Often called “the Great American Novel,” F. Scott Fitzgerald‘s The Great Gatsby has been popular since first published in 1925. An instant hit with the flappers and philosophers of the Jazz Age, the story struck a cord and the reverberations are still felt today as the title appears on countless reading lists and is now a getting the star treatment from director Baz Luhrmann.
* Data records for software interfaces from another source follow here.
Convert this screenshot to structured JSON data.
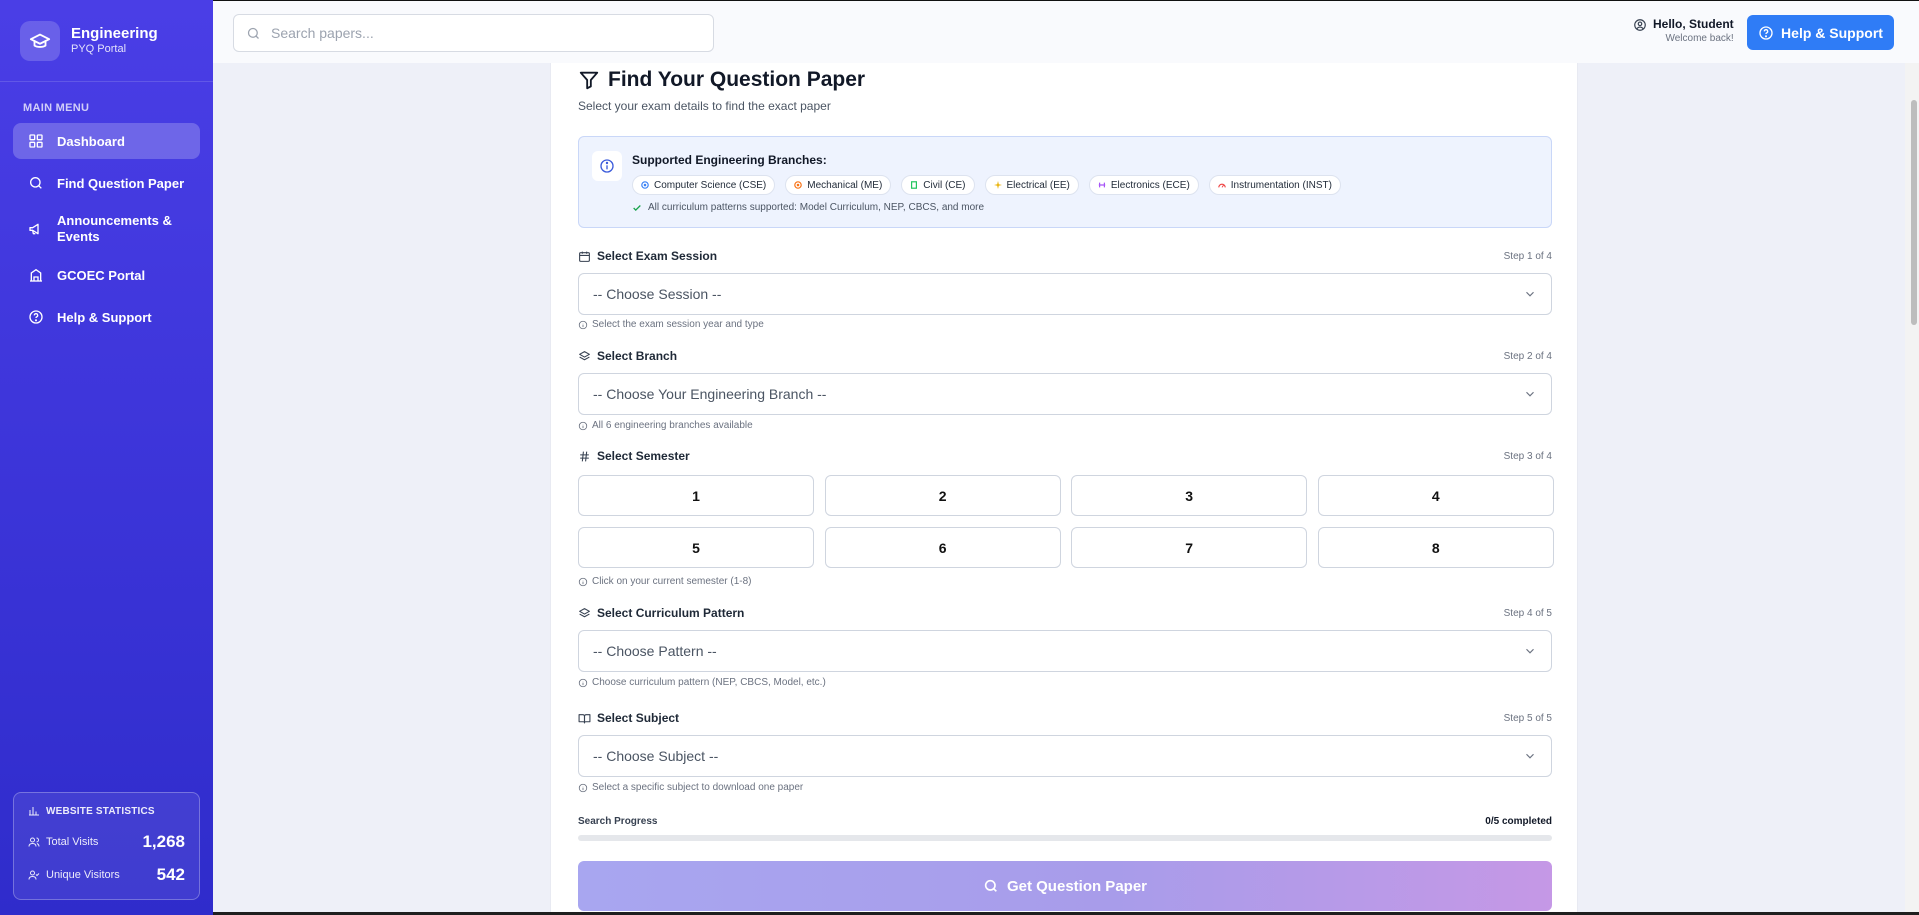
{
  "brand": {
    "title": "Engineering",
    "subtitle": "PYQ Portal",
    "icon": "graduation-cap-icon"
  },
  "sidebar": {
    "menu_heading": "MAIN MENU",
    "items": [
      {
        "label": "Dashboard",
        "icon": "grid-icon",
        "active": true
      },
      {
        "label": "Find Question Paper",
        "icon": "search-icon"
      },
      {
        "label": "Announcements & Events",
        "icon": "megaphone-icon"
      },
      {
        "label": "GCOEC Portal",
        "icon": "building-icon"
      },
      {
        "label": "Help & Support",
        "icon": "help-circle-icon"
      }
    ],
    "stats": {
      "title": "WEBSITE STATISTICS",
      "total_visits_label": "Total Visits",
      "total_visits": "1,268",
      "unique_visitors_label": "Unique Visitors",
      "unique_visitors": "542"
    }
  },
  "header": {
    "search_placeholder": "Search papers...",
    "greeting": "Hello, Student",
    "welcome": "Welcome back!",
    "help_button": "Help & Support"
  },
  "finder": {
    "title": "Find Your Question Paper",
    "subtitle": "Select your exam details to find the exact paper",
    "info": {
      "title": "Supported Engineering Branches:",
      "branches": [
        {
          "label": "Computer Science (CSE)",
          "color": "#3b82f6"
        },
        {
          "label": "Mechanical (ME)",
          "color": "#f97316"
        },
        {
          "label": "Civil (CE)",
          "color": "#22c55e"
        },
        {
          "label": "Electrical (EE)",
          "color": "#eab308"
        },
        {
          "label": "Electronics (ECE)",
          "color": "#a855f7"
        },
        {
          "label": "Instrumentation (INST)",
          "color": "#ef4444"
        }
      ],
      "note": "All curriculum patterns supported: Model Curriculum, NEP, CBCS, and more"
    },
    "session": {
      "label": "Select Exam Session",
      "step": "Step 1 of 4",
      "placeholder": "-- Choose Session --",
      "hint": "Select the exam session year and type"
    },
    "branch": {
      "label": "Select Branch",
      "step": "Step 2 of 4",
      "placeholder": "-- Choose Your Engineering Branch --",
      "hint": "All 6 engineering branches available"
    },
    "semester": {
      "label": "Select Semester",
      "step": "Step 3 of 4",
      "options": [
        "1",
        "2",
        "3",
        "4",
        "5",
        "6",
        "7",
        "8"
      ],
      "hint": "Click on your current semester (1-8)"
    },
    "pattern": {
      "label": "Select Curriculum Pattern",
      "step": "Step 4 of 5",
      "placeholder": "-- Choose Pattern --",
      "hint": "Choose curriculum pattern (NEP, CBCS, Model, etc.)"
    },
    "subject": {
      "label": "Select Subject",
      "step": "Step 5 of 5",
      "placeholder": "-- Choose Subject --",
      "hint": "Select a specific subject to download one paper"
    },
    "progress": {
      "label": "Search Progress",
      "count": "0/5 completed",
      "completed": 0,
      "total": 5
    },
    "submit_label": "Get Question Paper"
  },
  "colors": {
    "sidebar": "#3b34d8",
    "accent": "#2f7cf6",
    "submit_gradient_start": "#a8a6f0",
    "submit_gradient_end": "#c598e6"
  }
}
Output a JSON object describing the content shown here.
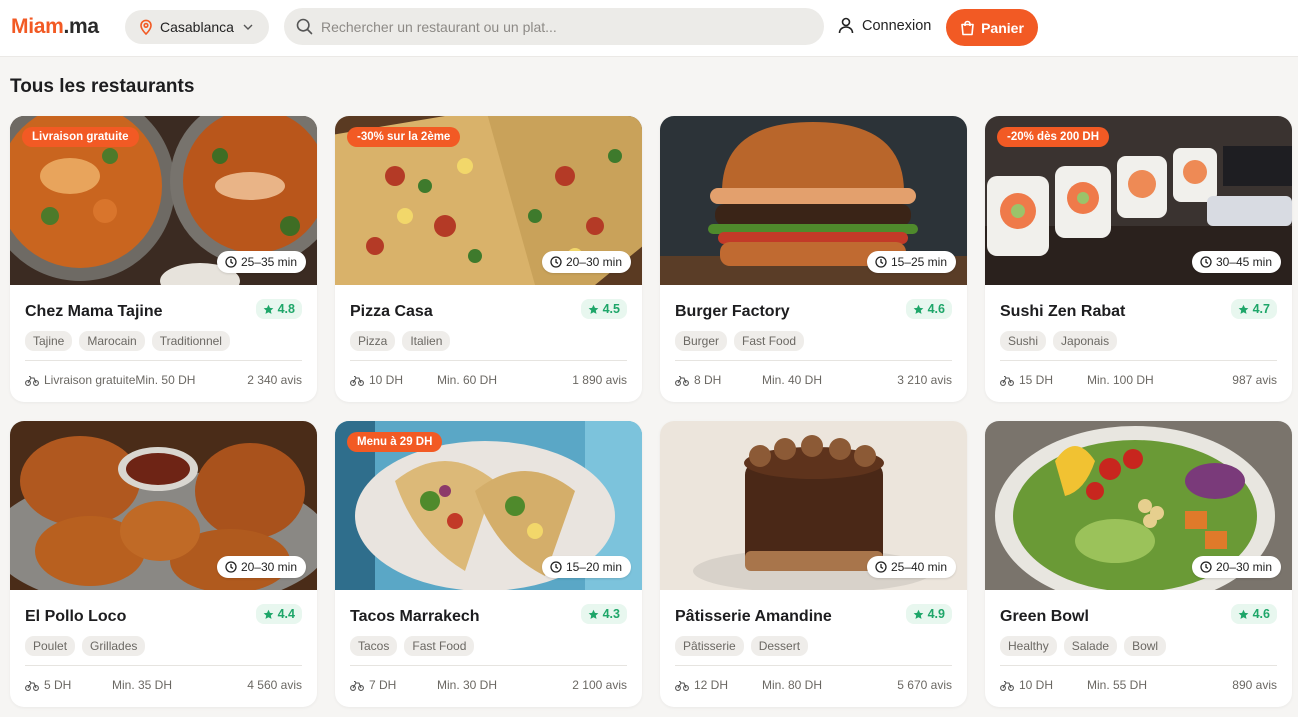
{
  "brand": {
    "part1": "Miam",
    "part2": ".ma"
  },
  "header": {
    "city": "Casablanca",
    "search_placeholder": "Rechercher un restaurant ou un plat...",
    "login_label": "Connexion",
    "cart_label": "Panier"
  },
  "section_title": "Tous les restaurants",
  "colors": {
    "accent": "#f25a24",
    "rating": "#1ea669",
    "background": "#f6f5f3"
  },
  "restaurants": [
    {
      "name": "Chez Mama Tajine",
      "rating": "4.8",
      "time": "25–35 min",
      "promo": "Livraison gratuite",
      "tags": [
        "Tajine",
        "Marocain",
        "Traditionnel"
      ],
      "delivery": "Livraison gratuite",
      "min": "Min. 50 DH",
      "reviews": "2 340 avis",
      "image": "curry-bowls"
    },
    {
      "name": "Pizza Casa",
      "rating": "4.5",
      "time": "20–30 min",
      "promo": "-30% sur la 2ème",
      "tags": [
        "Pizza",
        "Italien"
      ],
      "delivery": "10 DH",
      "min": "Min. 60 DH",
      "reviews": "1 890 avis",
      "image": "pizza"
    },
    {
      "name": "Burger Factory",
      "rating": "4.6",
      "time": "15–25 min",
      "promo": "",
      "tags": [
        "Burger",
        "Fast Food"
      ],
      "delivery": "8 DH",
      "min": "Min. 40 DH",
      "reviews": "3 210 avis",
      "image": "burger"
    },
    {
      "name": "Sushi Zen Rabat",
      "rating": "4.7",
      "time": "30–45 min",
      "promo": "-20% dès 200 DH",
      "tags": [
        "Sushi",
        "Japonais"
      ],
      "delivery": "15 DH",
      "min": "Min. 100 DH",
      "reviews": "987 avis",
      "image": "sushi"
    },
    {
      "name": "El Pollo Loco",
      "rating": "4.4",
      "time": "20–30 min",
      "promo": "",
      "tags": [
        "Poulet",
        "Grillades"
      ],
      "delivery": "5 DH",
      "min": "Min. 35 DH",
      "reviews": "4 560 avis",
      "image": "fried-chicken"
    },
    {
      "name": "Tacos Marrakech",
      "rating": "4.3",
      "time": "15–20 min",
      "promo": "Menu à 29 DH",
      "tags": [
        "Tacos",
        "Fast Food"
      ],
      "delivery": "7 DH",
      "min": "Min. 30 DH",
      "reviews": "2 100 avis",
      "image": "tacos"
    },
    {
      "name": "Pâtisserie Amandine",
      "rating": "4.9",
      "time": "25–40 min",
      "promo": "",
      "tags": [
        "Pâtisserie",
        "Dessert"
      ],
      "delivery": "12 DH",
      "min": "Min. 80 DH",
      "reviews": "5 670 avis",
      "image": "chocolate-cake"
    },
    {
      "name": "Green Bowl",
      "rating": "4.6",
      "time": "20–30 min",
      "promo": "",
      "tags": [
        "Healthy",
        "Salade",
        "Bowl"
      ],
      "delivery": "10 DH",
      "min": "Min. 55 DH",
      "reviews": "890 avis",
      "image": "salad-bowl"
    }
  ]
}
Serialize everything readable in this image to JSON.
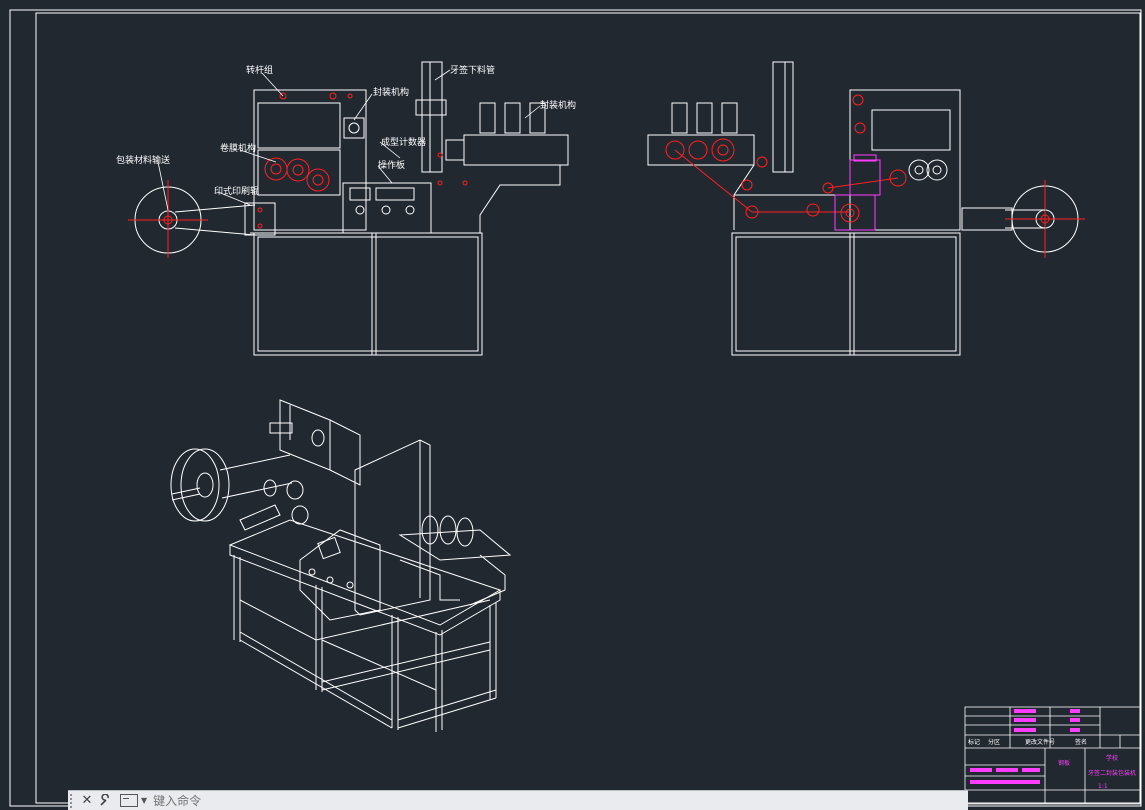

The tale is narrated by Nick Carraway, a young man fresh from Yale and World War I, as he moves East to be a bond trader on Wall Street. Renting a tiny cottage in West Egg, Long Island, Nick finds himself neighbors with the mysterious Jay Gatsby. Next door Nick is witness to decadent and lavish parties held at Gatsby’s immense mansion. Across the bay from Gatsby’s, a green light blinks on a dock on old monied East Egg. This happens to be the home of Nick’s cousin Daisy Buchanan and her philandering husband Tom.
Naive Nick quickly becomes embroiled in the exploits of the super wealthy, complete with trips to NYC, gangsters, and socialites. Tom takes Nick to meet his mistress, Myrtle Wilson, wife of poor mechanic George. They reside in the “valley of the ashes” between Long Island and New York City. This depressed and destitute border town is watched over by the eyes of Dr. T J Eckleburg, a billboard and silent witness of events to come.
Nick is then invited to one of Gatsby’s parties. Here he encounters Daisy’s friend Jordan Baker and finally meets the Jay Gatsby. Later, Nick learns that Gatsby and Daisy were sweethearts before the war. Separated by distance and social status, Daisy eventually married Tom instead. Now, Gatsby wants Nick’s help in reuniting with Daisy.
Events come to a head when the five travel to the Plaza Hotel in the city. Gatsby urges Daisy to confront Tom and tell him she never loved him. Tom counters with questions about Gatsby’s dubious origins and the real source of his millions. Unable to commit to Gatsby, Daisy wants to leave. Tom sends them home together as he, Nick and Jordan follow in another car. While speeding through the “valley of the ashes,” Daisy hits and kills Myrtle. Gatsby takes responsibility for the accident, trying to cover up the evidence. When Tom finds a distraught George Wilson at the scene of the accident, he tells him it was Gatsby in the yellow car.
Nick leaves Gatsby as he waits in vain for Daisy to change her mind. Taking a dip in the luxurious swimming pool he’s never used, Gatsby is shot to death by a vengeful George Wilson, who then takes his own life. Myrtle’s death and adultery is attributed to Gatsby. Daisy and Tom flee to Chicago, heedless of the destruction left in their wake. Nick remains to make arrangements for his deceased friend. Only Gatsby’s father, the stranger known as Owl Eyes and Nick are mourners at the funeral.
The Great Gatsby‘s themes are timeless and universal. The desire to achieve and accumulate doesn’t make you happy. You can’t buy love or friendship. You can look to the past, but rarely recapture those moments. As powerful as it was almost 90 years ago, F. Scott Fitzgerald‘s The Great Gatsby is just a relevant today.
“So we beat on, boats against the current, borne back ceaselessly into the past.”